Scan the listing and work out how many lines contain the word "Message". Nothing but the number should be given.

_Provided data_
↓

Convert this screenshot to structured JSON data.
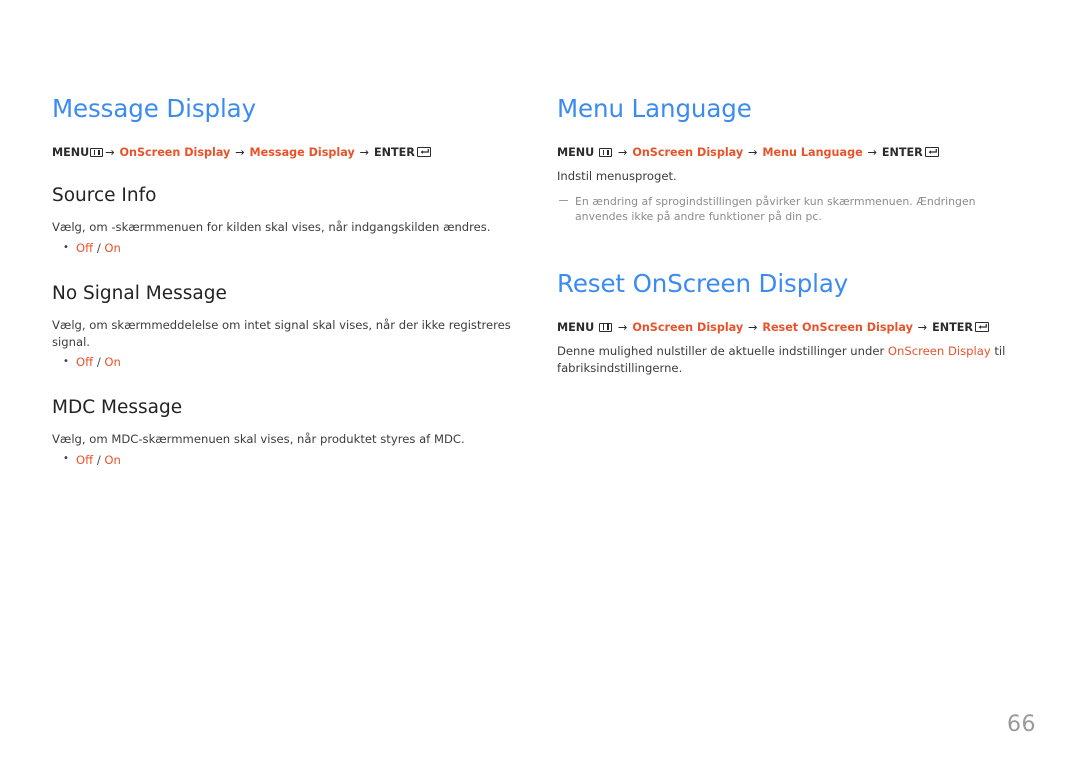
{
  "document": {
    "page_number": "66",
    "colors": {
      "heading_blue": "#3c8bf0",
      "accent_orange": "#e8532b",
      "body_text": "#3c3c3c",
      "note_gray": "#8c8c8c",
      "page_number_gray": "#9a9a9a"
    }
  },
  "left_column": {
    "section": {
      "title": "Message Display",
      "breadcrumb": {
        "menu_label": "MENU",
        "menu_icon": "menu-grid-icon",
        "arrow": "→",
        "path": [
          "OnScreen Display",
          "Message Display"
        ],
        "enter_label": "ENTER",
        "enter_icon": "enter-return-icon"
      }
    },
    "subsections": [
      {
        "title": "Source Info",
        "description": "Vælg, om -skærmmenuen for kilden skal vises, når indgangskilden ændres.",
        "options": {
          "off": "Off",
          "separator": "/",
          "on": "On"
        }
      },
      {
        "title": "No Signal Message",
        "description": "Vælg, om skærmmeddelelse om intet signal skal vises, når der ikke registreres signal.",
        "options": {
          "off": "Off",
          "separator": "/",
          "on": "On"
        }
      },
      {
        "title": "MDC Message",
        "description": "Vælg, om MDC-skærmmenuen skal vises, når produktet styres af MDC.",
        "options": {
          "off": "Off",
          "separator": "/",
          "on": "On"
        }
      }
    ]
  },
  "right_column": {
    "sections": [
      {
        "title": "Menu Language",
        "breadcrumb": {
          "menu_label": "MENU",
          "menu_icon": "menu-grid-icon",
          "arrow": "→",
          "path": [
            "OnScreen Display",
            "Menu Language"
          ],
          "enter_label": "ENTER",
          "enter_icon": "enter-return-icon"
        },
        "description": "Indstil menusproget.",
        "note": "En ændring af sprogindstillingen påvirker kun skærmmenuen. Ændringen anvendes ikke på andre funktioner på din pc."
      },
      {
        "title": "Reset OnScreen Display",
        "breadcrumb": {
          "menu_label": "MENU",
          "menu_icon": "menu-grid-icon",
          "arrow": "→",
          "path": [
            "OnScreen Display",
            "Reset OnScreen Display"
          ],
          "enter_label": "ENTER",
          "enter_icon": "enter-return-icon"
        },
        "description_before": "Denne mulighed nulstiller de aktuelle indstillinger under ",
        "description_accent": "OnScreen Display",
        "description_after": " til fabriksindstillingerne."
      }
    ]
  }
}
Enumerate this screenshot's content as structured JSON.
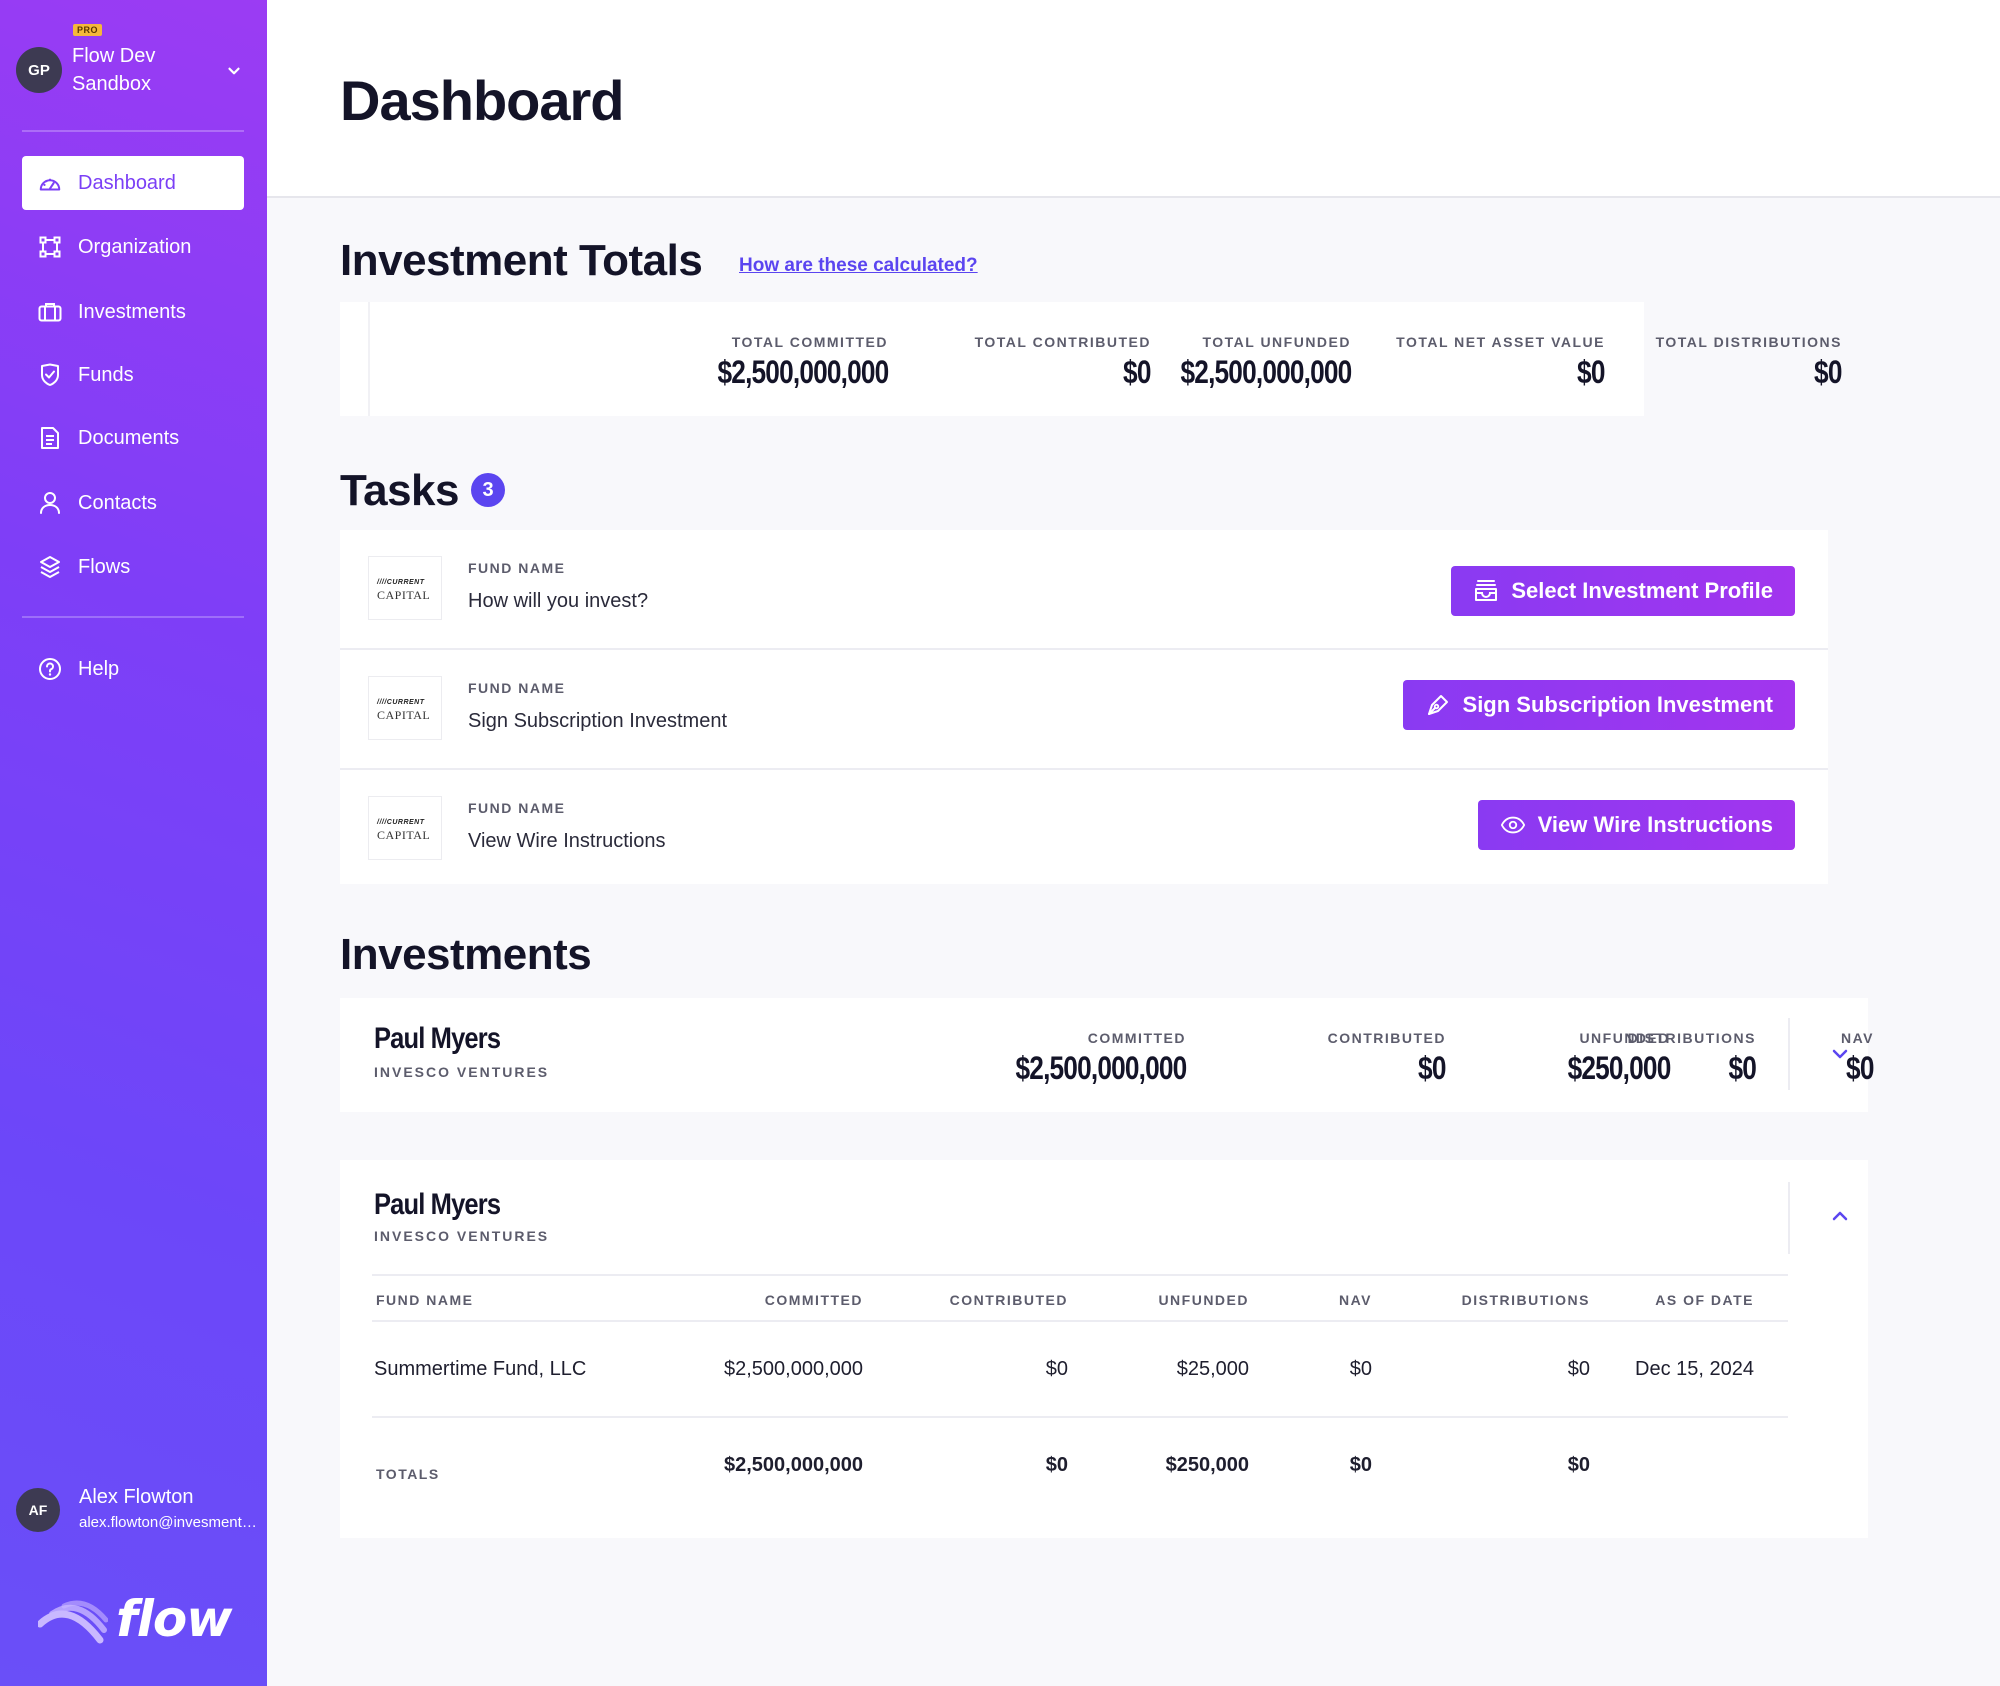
{
  "org": {
    "badge": "PRO",
    "initials": "GP",
    "name": "Flow Dev Sandbox"
  },
  "nav": [
    {
      "label": "Dashboard",
      "icon": "gauge-icon"
    },
    {
      "label": "Organization",
      "icon": "nodes-icon"
    },
    {
      "label": "Investments",
      "icon": "briefcase-icon"
    },
    {
      "label": "Funds",
      "icon": "shield-check-icon"
    },
    {
      "label": "Documents",
      "icon": "document-icon"
    },
    {
      "label": "Contacts",
      "icon": "user-icon"
    },
    {
      "label": "Flows",
      "icon": "layers-icon"
    }
  ],
  "help": {
    "label": "Help"
  },
  "user": {
    "initials": "AF",
    "name": "Alex Flowton",
    "email": "alex.flowton@invesmentflow.com"
  },
  "brand": {
    "wordmark": "flow"
  },
  "page": {
    "title": "Dashboard"
  },
  "totals": {
    "title": "Investment Totals",
    "link": "How are these calculated?",
    "items": [
      {
        "label": "TOTAL COMMITTED",
        "value": "$2,500,000,000"
      },
      {
        "label": "TOTAL CONTRIBUTED",
        "value": "$0"
      },
      {
        "label": "TOTAL UNFUNDED",
        "value": "$2,500,000,000"
      },
      {
        "label": "TOTAL NET ASSET VALUE",
        "value": "$0"
      },
      {
        "label": "TOTAL DISTRIBUTIONS",
        "value": "$0"
      }
    ]
  },
  "tasks": {
    "title": "Tasks",
    "count": "3",
    "logo": {
      "line1": "////CURRENT",
      "line2": "CAPITAL"
    },
    "items": [
      {
        "label": "FUND NAME",
        "text": "How will you invest?",
        "button": "Select Investment Profile"
      },
      {
        "label": "FUND NAME",
        "text": "Sign Subscription Investment",
        "button": "Sign Subscription Investment"
      },
      {
        "label": "FUND NAME",
        "text": "View Wire Instructions",
        "button": "View Wire Instructions"
      }
    ]
  },
  "investments": {
    "title": "Investments",
    "summary": {
      "name": "Paul Myers",
      "sub": "INVESCO VENTURES",
      "cols": [
        {
          "label": "COMMITTED",
          "value": "$2,500,000,000"
        },
        {
          "label": "CONTRIBUTED",
          "value": "$0"
        },
        {
          "label": "UNFUNDED",
          "value": "$250,000"
        },
        {
          "label": "NAV",
          "value": "$0"
        },
        {
          "label": "DISTRIBUTIONS",
          "value": "$0"
        }
      ]
    },
    "detail": {
      "name": "Paul Myers",
      "sub": "INVESCO VENTURES",
      "headers": [
        "FUND NAME",
        "COMMITTED",
        "CONTRIBUTED",
        "UNFUNDED",
        "NAV",
        "DISTRIBUTIONS",
        "AS OF DATE"
      ],
      "row": [
        "Summertime Fund, LLC",
        "$2,500,000,000",
        "$0",
        "$25,000",
        "$0",
        "$0",
        "Dec 15, 2024"
      ],
      "totals_label": "TOTALS",
      "totals": [
        "$2,500,000,000",
        "$0",
        "$250,000",
        "$0",
        "$0"
      ]
    }
  }
}
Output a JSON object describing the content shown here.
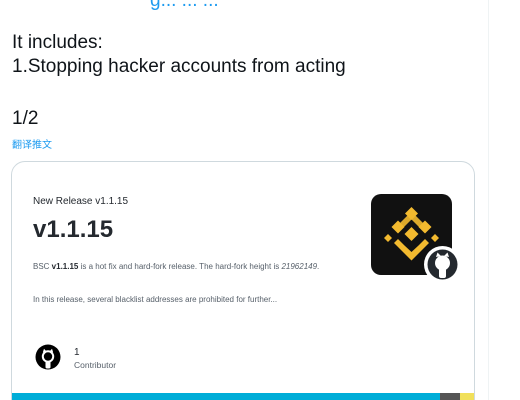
{
  "tweet": {
    "top_link_text": "g... ... ...",
    "line1": "It includes:",
    "line2": "1.Stopping hacker accounts from acting",
    "line3": "1/2",
    "translate": "翻译推文"
  },
  "card": {
    "subtitle": "New Release v1.1.15",
    "version": "v1.1.15",
    "desc_prefix": "BSC ",
    "desc_bold": "v1.1.15",
    "desc_mid": " is a hot fix and hard-fork release. The hard-fork height is ",
    "desc_italic": "21962149",
    "desc_suffix": ".",
    "desc2": "In this release, several blacklist addresses are prohibited for further...",
    "contributor_count": "1",
    "contributor_label": "Contributor",
    "language_colors": [
      "#00add8",
      "#00add8",
      "#555555",
      "#f1e05a"
    ],
    "logo_color": "#f3ba2f",
    "logo_bg": "#111111"
  },
  "colors": {
    "accent": "#1d9bf0",
    "text": "#0f1419",
    "card_border": "#cfd9de"
  }
}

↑

_Your response_
4